→ **Aim of the exercise**:
Return all the lines below exactly as written. Drop every picture.

→ **Material provided**:

== Segment start ==

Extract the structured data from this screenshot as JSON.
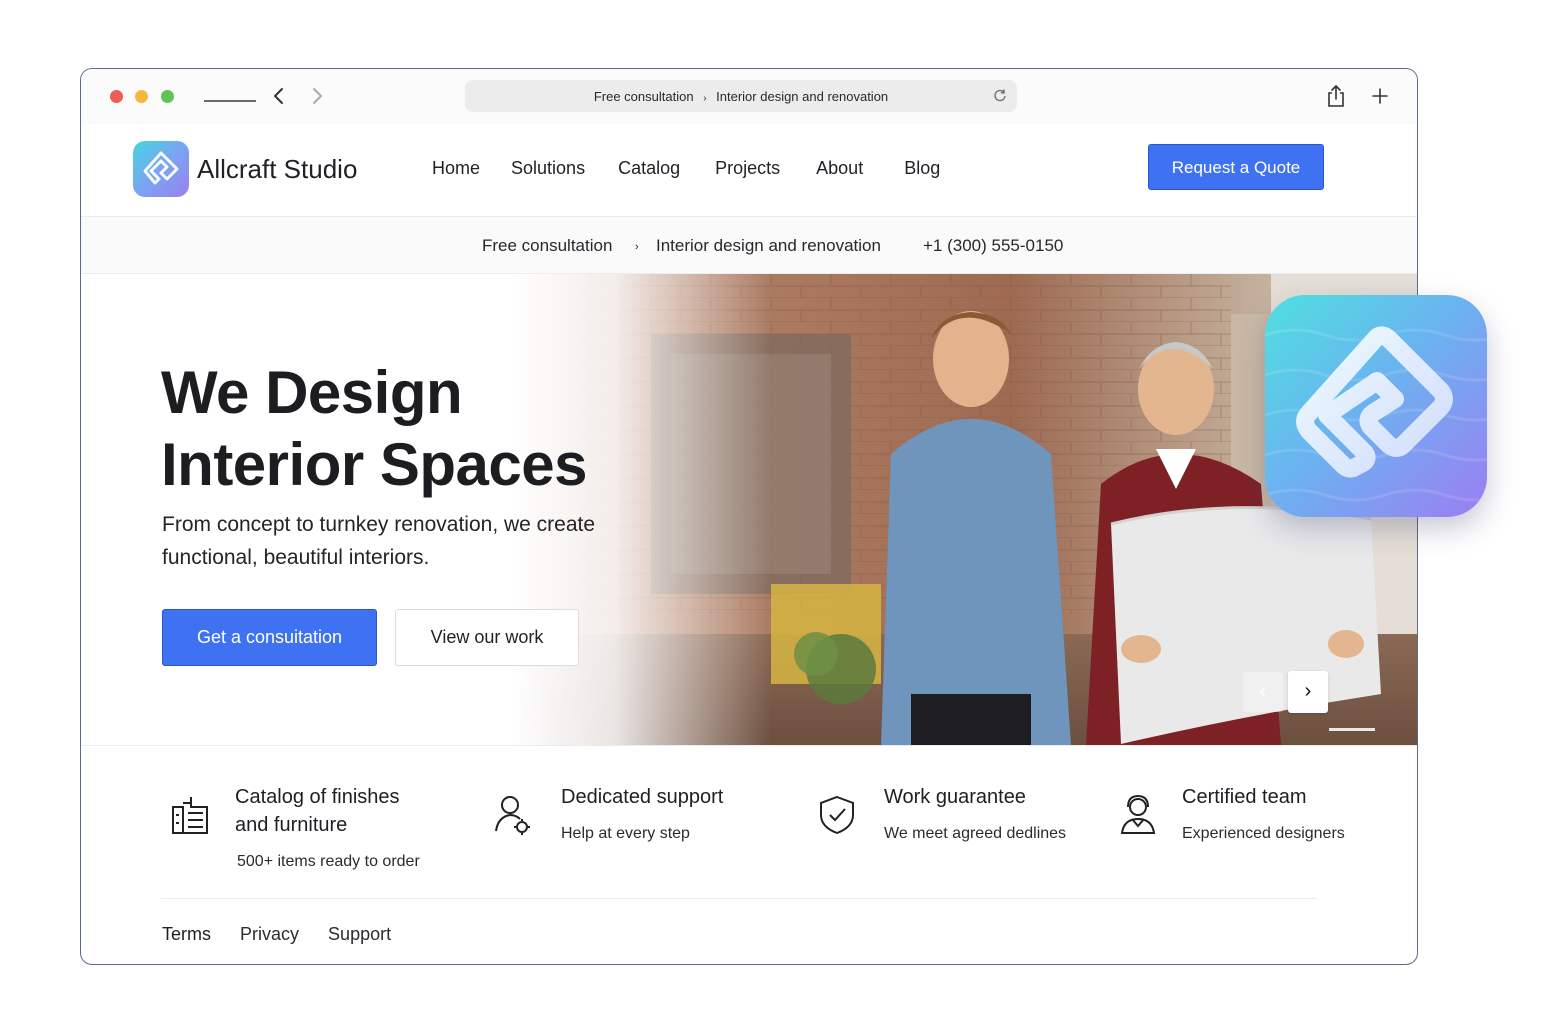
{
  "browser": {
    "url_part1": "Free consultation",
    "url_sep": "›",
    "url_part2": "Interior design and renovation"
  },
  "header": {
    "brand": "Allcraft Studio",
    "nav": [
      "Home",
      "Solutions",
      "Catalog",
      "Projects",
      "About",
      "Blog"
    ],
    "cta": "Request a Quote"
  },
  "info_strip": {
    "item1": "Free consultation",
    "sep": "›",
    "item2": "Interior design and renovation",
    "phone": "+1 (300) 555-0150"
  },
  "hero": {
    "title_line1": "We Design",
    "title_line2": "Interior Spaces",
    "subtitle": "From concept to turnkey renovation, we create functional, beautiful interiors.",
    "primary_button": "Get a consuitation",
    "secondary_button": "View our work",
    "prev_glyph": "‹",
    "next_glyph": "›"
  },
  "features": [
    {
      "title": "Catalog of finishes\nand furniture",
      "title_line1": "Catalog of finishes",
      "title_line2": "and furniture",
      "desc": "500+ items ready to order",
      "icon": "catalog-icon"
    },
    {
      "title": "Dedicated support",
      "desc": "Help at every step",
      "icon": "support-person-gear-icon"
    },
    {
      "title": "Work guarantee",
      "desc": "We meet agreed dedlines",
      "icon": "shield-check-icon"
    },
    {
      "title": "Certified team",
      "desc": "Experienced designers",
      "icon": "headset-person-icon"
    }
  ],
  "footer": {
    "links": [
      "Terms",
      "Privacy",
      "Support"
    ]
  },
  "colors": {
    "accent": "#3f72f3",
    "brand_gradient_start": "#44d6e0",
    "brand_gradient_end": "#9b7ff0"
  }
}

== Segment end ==

→ **Solution below**:
Extract the structured data from this screenshot as JSON.
{
  "browser": {
    "url_part1": "Free consultation",
    "url_sep": "›",
    "url_part2": "Interior design and renovation"
  },
  "header": {
    "brand": "Allcraft Studio",
    "nav": [
      "Home",
      "Solutions",
      "Catalog",
      "Projects",
      "About",
      "Blog"
    ],
    "cta": "Request a Quote"
  },
  "info_strip": {
    "item1": "Free consultation",
    "sep": "›",
    "item2": "Interior design and renovation",
    "phone": "+1 (300) 555-0150"
  },
  "hero": {
    "title_line1": "We Design",
    "title_line2": "Interior Spaces",
    "subtitle": "From concept to turnkey renovation, we create functional, beautiful interiors.",
    "primary_button": "Get a consuitation",
    "secondary_button": "View our work",
    "prev_glyph": "‹",
    "next_glyph": "›"
  },
  "features": [
    {
      "title": "Catalog of finishes\nand furniture",
      "title_line1": "Catalog of finishes",
      "title_line2": "and furniture",
      "desc": "500+ items ready to order",
      "icon": "catalog-icon"
    },
    {
      "title": "Dedicated support",
      "desc": "Help at every step",
      "icon": "support-person-gear-icon"
    },
    {
      "title": "Work guarantee",
      "desc": "We meet agreed dedlines",
      "icon": "shield-check-icon"
    },
    {
      "title": "Certified team",
      "desc": "Experienced designers",
      "icon": "headset-person-icon"
    }
  ],
  "footer": {
    "links": [
      "Terms",
      "Privacy",
      "Support"
    ]
  },
  "colors": {
    "accent": "#3f72f3",
    "brand_gradient_start": "#44d6e0",
    "brand_gradient_end": "#9b7ff0"
  }
}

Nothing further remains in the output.